“Tell people that the bears they really don’t have to worry about are the problem ones we drop off.  Within days they ‘home’ back to where they came from.”

I think the relocation is an exercise in public relations, with a hope and a prayer that the bear learns something once he gets ‘home’.

The cool thing about hiking in grizzly country is the need to stay alert and aware.  In California, I could hike, think, talk, and space out all at the same time.  But hiking here, in the Greater Yellowstone area, I have to stay aware of my environment all the time.  I listen, I slow down, I look around; and so I notice so much more.  That doesn’t mean being tense. It means being conscious.  I think that’s how we’re all meant to be living all the time.  Taking the predators away, well, we’ve just forgotten.

Grizzly photo taken in Lamar Valley last sunday, mother's day

Grizzly photo taken in Lamar Valley last sunday, mother's day

Some Scat

I thought I’d post a scat entry with photos.  Some I’m sure of, many I’m not.  Not all have size references.  Sorry about that.  I’m now starting to carry around a penny which I’ll put with future photos.  A penny is exactly 3/4″ in diameter.

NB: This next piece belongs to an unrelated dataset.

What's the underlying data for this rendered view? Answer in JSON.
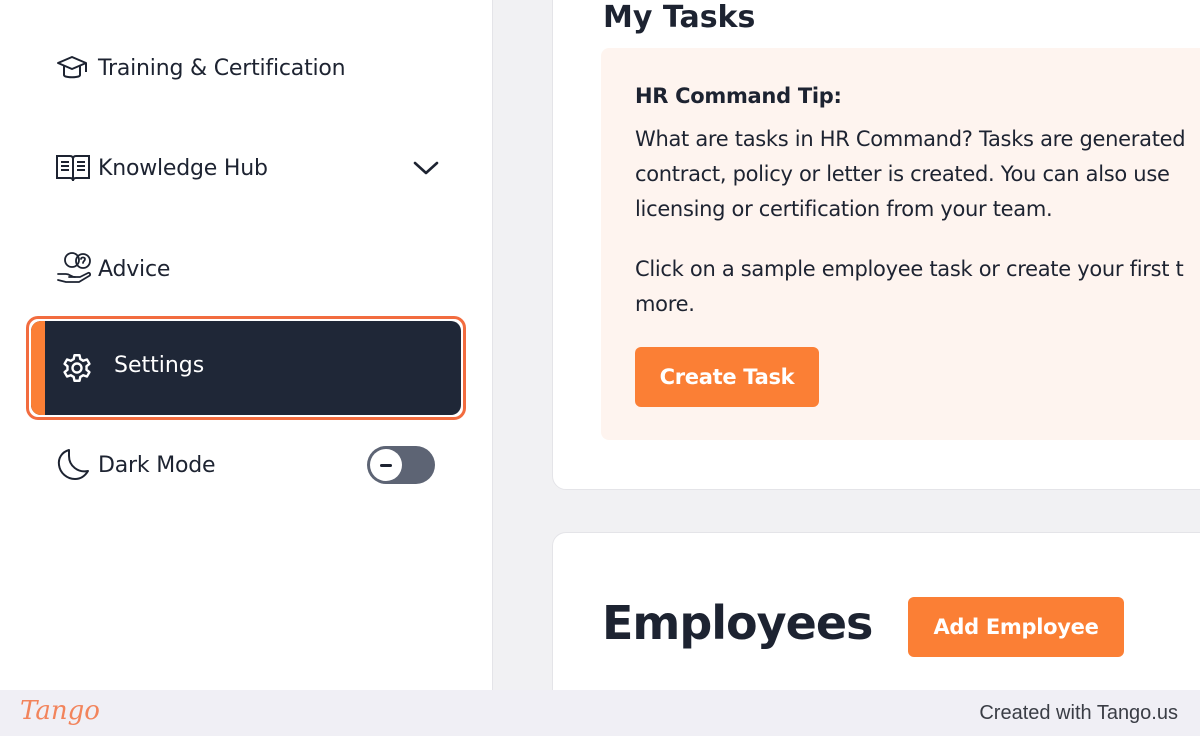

Breaking up scat helps in identification and is a window into what the animal was eating.  Smelling scat (do not smell raccoon scat as they can carry a parasite that is fatal to humans) also holds clues.

Animals communicate vast amounts of information through markings and scat.  Many times I’ve watched Koda intently smell an area, then urinate on it.

Koda with his nose in a squirrel hole

Koda with his nose in a squirrel hole

One time he was smelling a log that had no obvious scat on it.  Because he is still a pup, he started licking the log to ‘uptake’ the smell better.  I got down and smelled the log and was overpowered by a extremely pungent smell.  Other times he spends a lot of time smelling an area and when I put my nose to the ground, I can’t discern anything.

One time in California I was at the tracking club meeting.  We were circling a large field and found mountain lion scat.  The group leader advised everyone to get down and sniff it.  One whiff of that scat and you’ll never forget it.  It made the hairs inside my nose stand on end for a long time.  Imagine your kitty litter box, then multiply that smell 10-fold.

Last year in the spring I had both my dogs with me in Wyoming.  My old dog started making a beeline for the woods.  I followed her to a fairly fresh turkey kill, probably from a coyote.  The kill was in the nearby vicinity of the cabin and the magpies were already on it.  The 2 dogs spent lots of time chewing and further demolishing it. Early the next morning, on the walkway in front of my house, a coyote left his fresh scat.  My old dog smelled it, but before I could hardly look at it, the 6 month old dog gobbled it up.  Koda was still learning about smells and scats, and eating it is another way to really remember it.  (I, personally, will not go that far!)  I had the distinct impression this particular scat was left for my dogs as a calling card, as if to say, ‘this is my territory and that was my turkey you fooled with.’

I’m a crazy beginner at this.  I find it’s a fun way to explore what’s happening around me. Learning scat takes practice and lots of direct experience.  I take photos, then go home and look at Mammal Tracks & Signs by Mark Elbroch.  Elbroch’s book contains tons of color photos throughout.  He includes photos of tracks, scat, as well as sign.  The book is thick at over 750 pages. Too bad he doesn’t include ‘scratch and sniff’.

Unknown scat

This one's unknown, found in the woods nearby

Marmot in hole with scat above

See Marmot scat at top of photo. Marmot's in his hole.

pack rat scat

Years of pack rat scat.

Canid scat

Could be coyote or wolf. 25% of wolf scat is coyote size.

Bobcat I think.  Smells like it.

Smelled like a cat. Bobcat I think. Cat's digest 90% of the bones.

Owl droppings

Owl on tree. Notice the white droppings.

Bear sweet smelling scat in the spring

Big pile of bear scat. All forbs/grasses. They clean themselves in the spring with grass.

Mustelid I think.  Smelly and strong.

Some kind of mustelid I think. It was skunky smelling.

Another mustelid, I think.  On the same trail as the other scat.

Another mustelid, I think. On the same trail as the other scat.